More About Mary
Got lots of feedback for the article, Something about Mary. Here’s some of it.
From a consultant:
A participant in a customer service training program was so relentlessly negative, bullying and overpowering that the facilitator decided that no one would benefit from her attending the second day. When she shared her recommendation with the client he agreed, and told her that a number of managers had bets on whether she would make it through the day with the highly disengaged employee. On Day 2, when she explained why “Mary” wouldn’t be joining the class, people couldn’t wait to distance themselves from her. They had been afraid to say anything while she was there. Turned out- she was their supervisor! Since everyone knew how bad she was at customer service, the question was: why did she work there, much less supervise other people? The answer? She was “good at her job.” Over 85% of her job was customer service and supervising people who provided customer service. What was she so good at? (Hint: the technical part)
Good communication skills are essential in any job that involves people, but particularly so in customer service jobs and jobs that involve managing people. Managers are role models. Imagine the impact this supervisor had on her customers and staff.
Technical skills are only one part of any job.
From Deb Allen, a former colleague of mine, about a woman with Mary’s problem:
This helped me, and others have used this as an example and found it effective.
I had a head teller, 60 years old, who had worked at the bank since she was 18, who decided that referrals and sales were not her business. She met with me and told me that. And asked what I was going to do about it. She had only 18 months to retirement. Couldn’t she coast? And her husband had just died. Yes, attitude. But also, real.
I breathed and said, well, let’s take little more time here, and how about you tell me what YOU CAN DO about it. She was puzzled. She wondered what I meant. I said:
“There are lots of things that you can do to help this effort and be seen as a leader. One is, let’s start choosing a new head teller and you start training her. It will be her job to do the sales/referral coaching, too. And then you stay involved and help by doing things, like making sure the brochure racks are full, and making sure the platform folks have their drawers stocked.” She nodded. She could see this happening. And then I said “and I need you to do the product training, one product every other week, for the branch. You’ve been here for years, you know our products.” And continue training new tellers on the mechanics, and do the audits, etc. And she agreed, and she did it all.
And retired 18 months later.
When you have the power and authority, consider finding options for long-time, valued employees when circumstances require significant changes to their job skills that they are unwilling or unable to make.

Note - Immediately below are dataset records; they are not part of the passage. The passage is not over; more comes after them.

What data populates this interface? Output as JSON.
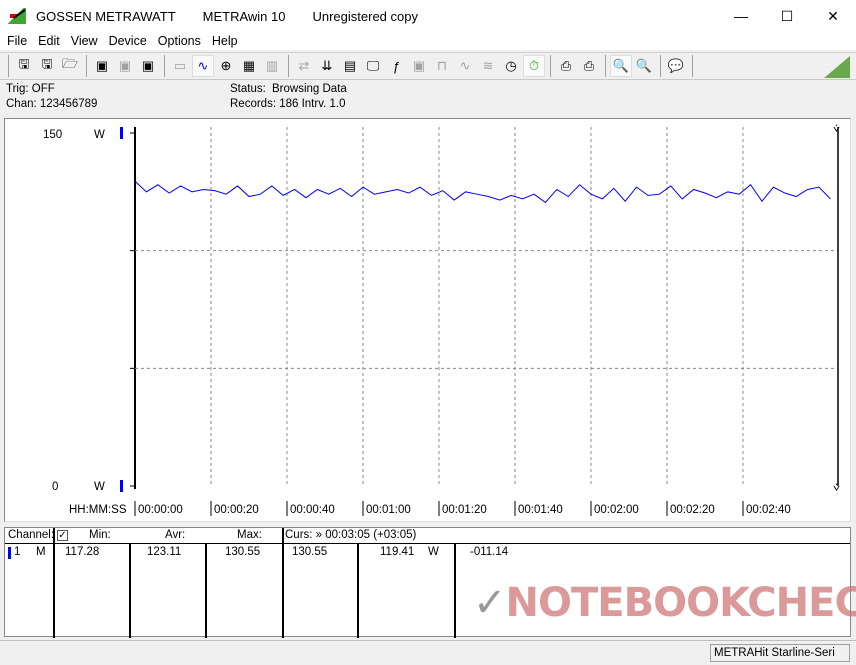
{
  "titlebar": {
    "brand": "GOSSEN METRAWATT",
    "app": "METRAwin 10",
    "license": "Unregistered copy",
    "minimize": "—",
    "maximize": "☐",
    "close": "✕"
  },
  "menu": [
    "File",
    "Edit",
    "View",
    "Device",
    "Options",
    "Help"
  ],
  "toolbar": [
    "save-as-icon",
    "save-icon",
    "open-icon",
    "device-read-icon",
    "device-read-disabled-icon",
    "device-memory-icon",
    "display-icon",
    "waveform-icon",
    "crosshair-icon",
    "table-icon",
    "bar-view-icon",
    "transfer-icon",
    "download-icon",
    "logger-icon",
    "monitor-icon",
    "function-icon",
    "device-disabled-icon",
    "trigger-icon",
    "wave-disabled-icon",
    "multi-wave-icon",
    "clock-icon",
    "stopwatch-icon",
    "print-icon",
    "printer-icon",
    "zoom-wave-icon",
    "zoom-peak-icon",
    "comment-icon"
  ],
  "info": {
    "trig": "Trig: OFF",
    "chan": "Chan:  123456789",
    "status_label": "Status:",
    "status_value": "Browsing Data",
    "records": "Records: 186   Intrv. 1.0"
  },
  "chart_data": {
    "type": "line",
    "title": "",
    "xlabel": "HH:MM:SS",
    "ylabel": "",
    "y_unit": "W",
    "ylim": [
      0,
      150
    ],
    "y_tick_labels": [
      "150",
      "0"
    ],
    "xlim": [
      0,
      185
    ],
    "x_tick_labels": [
      "00:00:00",
      "00:00:20",
      "00:00:40",
      "00:01:00",
      "00:01:20",
      "00:01:40",
      "00:02:00",
      "00:02:20",
      "00:02:40"
    ],
    "grid": true,
    "series_color": "#0000ff",
    "x": [
      0,
      3,
      6,
      9,
      12,
      15,
      18,
      21,
      24,
      27,
      30,
      33,
      36,
      39,
      42,
      45,
      48,
      51,
      54,
      57,
      60,
      63,
      66,
      69,
      72,
      75,
      78,
      81,
      84,
      87,
      90,
      93,
      96,
      99,
      102,
      105,
      108,
      111,
      114,
      117,
      120,
      123,
      126,
      129,
      132,
      135,
      138,
      141,
      144,
      147,
      150,
      153,
      156,
      159,
      162,
      165,
      168,
      171,
      174,
      177,
      180,
      183
    ],
    "values": [
      129.5,
      125,
      128,
      124.5,
      127.5,
      125,
      126,
      125.5,
      124,
      127.5,
      123,
      124,
      127.5,
      123.5,
      126,
      122.5,
      126,
      124,
      126.5,
      123,
      127,
      124,
      125,
      126,
      124.5,
      127,
      123.5,
      125.5,
      121.5,
      125,
      124,
      123,
      121.5,
      123.5,
      122,
      124,
      120.5,
      126,
      123,
      128,
      124,
      122,
      126.5,
      121,
      127,
      123.5,
      124,
      127.5,
      122,
      126,
      124.5,
      122.5,
      125,
      124,
      128,
      121,
      127,
      124.5,
      123,
      126,
      127,
      122
    ]
  },
  "table": {
    "headers": {
      "channel": "Channel:",
      "min": "Min:",
      "avr": "Avr:",
      "max": "Max:",
      "cursor": "Curs: » 00:03:05 (+03:05)"
    },
    "rows": [
      {
        "channel": "1",
        "mode": "M",
        "min": "117.28",
        "avr": "123.11",
        "max": "130.55",
        "cursor_max": "130.55",
        "cursor_value": "119.41",
        "unit": "W",
        "delta": "-011.14"
      }
    ]
  },
  "status": {
    "device": "METRAHit Starline-Seri"
  },
  "watermark": "NOTEBOOKCHECK"
}
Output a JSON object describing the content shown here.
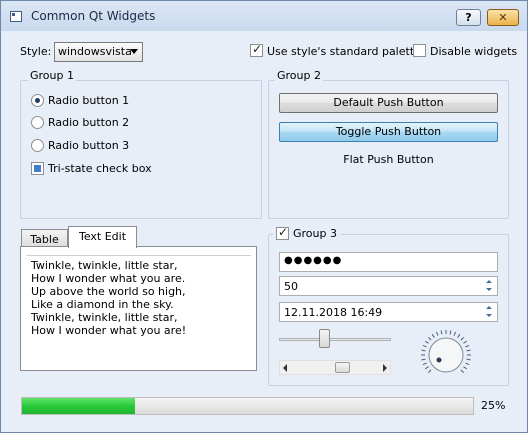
{
  "window": {
    "title": "Common Qt Widgets",
    "help_label": "?",
    "close_label": "✕"
  },
  "top": {
    "style_label": "Style:",
    "style_value": "windowsvista",
    "standard_palette_label": "Use style's standard palette",
    "standard_palette_checked": true,
    "disable_widgets_label": "Disable widgets",
    "disable_widgets_checked": false
  },
  "group1": {
    "title": "Group 1",
    "radios": [
      {
        "label": "Radio button 1",
        "checked": true
      },
      {
        "label": "Radio button 2",
        "checked": false
      },
      {
        "label": "Radio button 3",
        "checked": false
      }
    ],
    "tristate_label": "Tri-state check box"
  },
  "group2": {
    "title": "Group 2",
    "default_button": "Default Push Button",
    "toggle_button": "Toggle Push Button",
    "flat_button": "Flat Push Button"
  },
  "tabs": {
    "items": [
      {
        "label": "Table",
        "active": false
      },
      {
        "label": "Text Edit",
        "active": true
      }
    ],
    "text_lines": [
      "Twinkle, twinkle, little star,",
      "How I wonder what you are.",
      "Up above the world so high,",
      "Like a diamond in the sky.",
      "Twinkle, twinkle, little star,",
      "How I wonder what you are!"
    ]
  },
  "group3": {
    "title": "Group 3",
    "checked": true,
    "password_value": "●●●●●●",
    "spin_value": "50",
    "datetime_value": "12.11.2018 16:49"
  },
  "progress": {
    "value": 0.25,
    "label": "25%"
  },
  "colors": {
    "accent": "#3c7fb1",
    "progress": "#28c83a"
  }
}
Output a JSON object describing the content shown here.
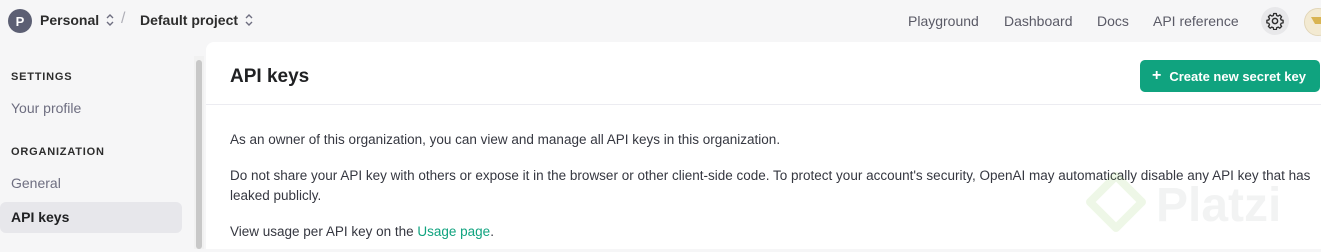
{
  "topbar": {
    "org_initial": "P",
    "org_name": "Personal",
    "separator": "/",
    "project_name": "Default project",
    "nav": [
      "Playground",
      "Dashboard",
      "Docs",
      "API reference"
    ]
  },
  "sidebar": {
    "sections": [
      {
        "heading": "SETTINGS",
        "items": [
          "Your profile"
        ]
      },
      {
        "heading": "ORGANIZATION",
        "items": [
          "General",
          "API keys"
        ]
      }
    ],
    "active_item": "API keys"
  },
  "main": {
    "title": "API keys",
    "create_button": "Create new secret key",
    "paragraphs": {
      "p1": "As an owner of this organization, you can view and manage all API keys in this organization.",
      "p2": "Do not share your API key with others or expose it in the browser or other client-side code. To protect your account's security, OpenAI may automatically disable any API key that has leaked publicly.",
      "p3_before": "View usage per API key on the ",
      "p3_link": "Usage page",
      "p3_after": "."
    }
  },
  "watermark": {
    "text": "Platzi"
  },
  "colors": {
    "accent": "#10a37f",
    "active_bg": "#e7e7eb"
  },
  "icons": [
    "chevron-updown-icon",
    "gear-icon",
    "plus-icon",
    "user-avatar"
  ]
}
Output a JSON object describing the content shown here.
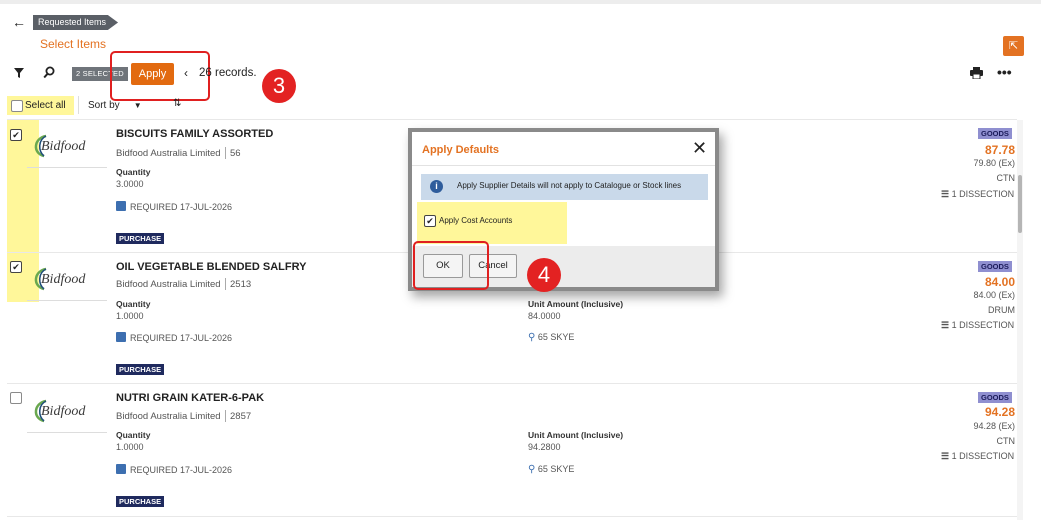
{
  "header": {
    "breadcrumb": "Requested Items",
    "page_title": "Select Items"
  },
  "toolbar": {
    "selected_badge": "2 SELECTED",
    "apply_label": "Apply",
    "records": "26 records.",
    "select_all": "Select all",
    "sort_by": "Sort by"
  },
  "annotations": {
    "step3": "3",
    "step4": "4"
  },
  "items": [
    {
      "title": "BISCUITS FAMILY ASSORTED",
      "supplier": "Bidfood Australia Limited",
      "supplier_code": "56",
      "qty_label": "Quantity",
      "qty": "3.0000",
      "required": "REQUIRED 17-JUL-2026",
      "tag": "PURCHASE",
      "type_tag": "GOODS",
      "price": "87.78",
      "price_ex": "79.80 (Ex)",
      "uom": "CTN",
      "dissection": "1 DISSECTION",
      "checked": true,
      "logo": "Bidfood"
    },
    {
      "title": "OIL VEGETABLE BLENDED SALFRY",
      "supplier": "Bidfood Australia Limited",
      "supplier_code": "2513",
      "qty_label": "Quantity",
      "qty": "1.0000",
      "required": "REQUIRED 17-JUL-2026",
      "tag": "PURCHASE",
      "unit_label": "Unit Amount (Inclusive)",
      "unit_amount": "84.0000",
      "location": "65 SKYE",
      "type_tag": "GOODS",
      "price": "84.00",
      "price_ex": "84.00 (Ex)",
      "uom": "DRUM",
      "dissection": "1 DISSECTION",
      "checked": true,
      "logo": "Bidfood"
    },
    {
      "title": "NUTRI GRAIN KATER-6-PAK",
      "supplier": "Bidfood Australia Limited",
      "supplier_code": "2857",
      "qty_label": "Quantity",
      "qty": "1.0000",
      "required": "REQUIRED 17-JUL-2026",
      "tag": "PURCHASE",
      "unit_label": "Unit Amount (Inclusive)",
      "unit_amount": "94.2800",
      "location": "65 SKYE",
      "type_tag": "GOODS",
      "price": "94.28",
      "price_ex": "94.28 (Ex)",
      "uom": "CTN",
      "dissection": "1 DISSECTION",
      "checked": false,
      "logo": "Bidfood"
    }
  ],
  "dialog": {
    "title": "Apply Defaults",
    "info": "Apply Supplier Details will not apply to Catalogue or Stock lines",
    "checkbox_label": "Apply Cost Accounts",
    "ok_label": "OK",
    "cancel_label": "Cancel"
  },
  "colors": {
    "accent": "#e37222",
    "apply_button": "#e26a10",
    "highlight": "#fff79a",
    "annotation": "#e32222",
    "purchase_tag": "#1f2a5e",
    "goods_tag": "#8f8fd0"
  },
  "icons": [
    "back-arrow-icon",
    "filter-icon",
    "search-icon",
    "chevron-left-icon",
    "print-icon",
    "more-icon",
    "sort-order-icon",
    "expand-icon",
    "calendar-icon",
    "location-pin-icon",
    "dissection-icon",
    "info-icon",
    "close-icon"
  ]
}
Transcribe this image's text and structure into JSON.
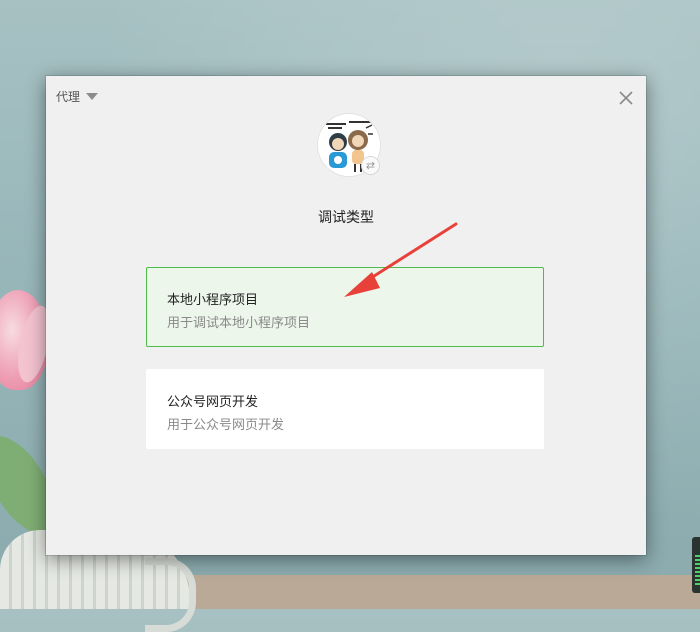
{
  "dialog": {
    "proxy_label": "代理",
    "close_icon": "close-icon",
    "title": "调试类型",
    "avatar_icon": "user-avatar",
    "avatar_badge_glyph": "⇄"
  },
  "options": [
    {
      "title": "本地小程序项目",
      "description": "用于调试本地小程序项目",
      "selected": true
    },
    {
      "title": "公众号网页开发",
      "description": "用于公众号网页开发",
      "selected": false
    }
  ],
  "colors": {
    "selected_border": "#4fbb4a",
    "selected_bg": "#ecf6ea",
    "annotation_arrow": "#e8413a"
  }
}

There may well be mutually beneficial alternatives.
From my own chronicles:
Setting: Customer Service training program. (This is important information.)
Participant, sitting to my immediate left, listens for a while, then shares her take on customer service:
“I tell MY customers- you want customer service? Stew Leonard’s in up the street!”
Since it is not advisable for facilitators to roll their eyes, or slap anyone, all that was left for me was to sweep a hand around to include the rest of the room and ask how others felt about her comment. Everyone looked at the ceiling. All I could think was- the only way she could be good for the company would be if she worked for a competitor, because she’d definitely drive customers their way. How is customer service not part of your customer service job?
If you don’t know, Stew Leonard’s is a unique CT grocery store, famous for its extraordinary customer service. And singing cows, eggs, etc. And Newman’s Own, which launched there.
The company that employee worked for was acquired by another company with higher customer service standards.
Every leader and manager in a business needs to know what’s going on- really- on the front lines.
From a supervisor:
Trying to coach an employee who keeps missing out on promotion opportunities due to poor interpersonal skills. He has all the requisite technical skills, but had dismissed the importance of the interpersonal skills, pointing to many long-time employees who had similar jobs and poor people skills that were tolerated. He figured that since they’d been getting away with it, how was it an issue? However, the organization was changing, and his poor interpersonal skills were definitely holding him back. The fact that the long-time employees, WHO ARE SOON RETIRING, were getting away with something that was no longer acceptable for newer employees created a challenge for the supervisor, who had to help his employee understand that the jobs he sought now required good interpersonal skills, and that he had the choice to stay in his current job, or work with his supervisor on those skills.
When you have different sets of standards within an organization it creates confusion and resentment, which leads to disengaged employees, reduced productivity and increased turnover.
If communication skills are an integral part of a job, be sure they are clearly defined and included in job descriptions and job postings.
Effective coaching can help develop employee skills, but the employee needs to be a partner in the process, not an unwilling participant.
I’d love to hear from you! Please share your challenges, and successes, and I will pass them on.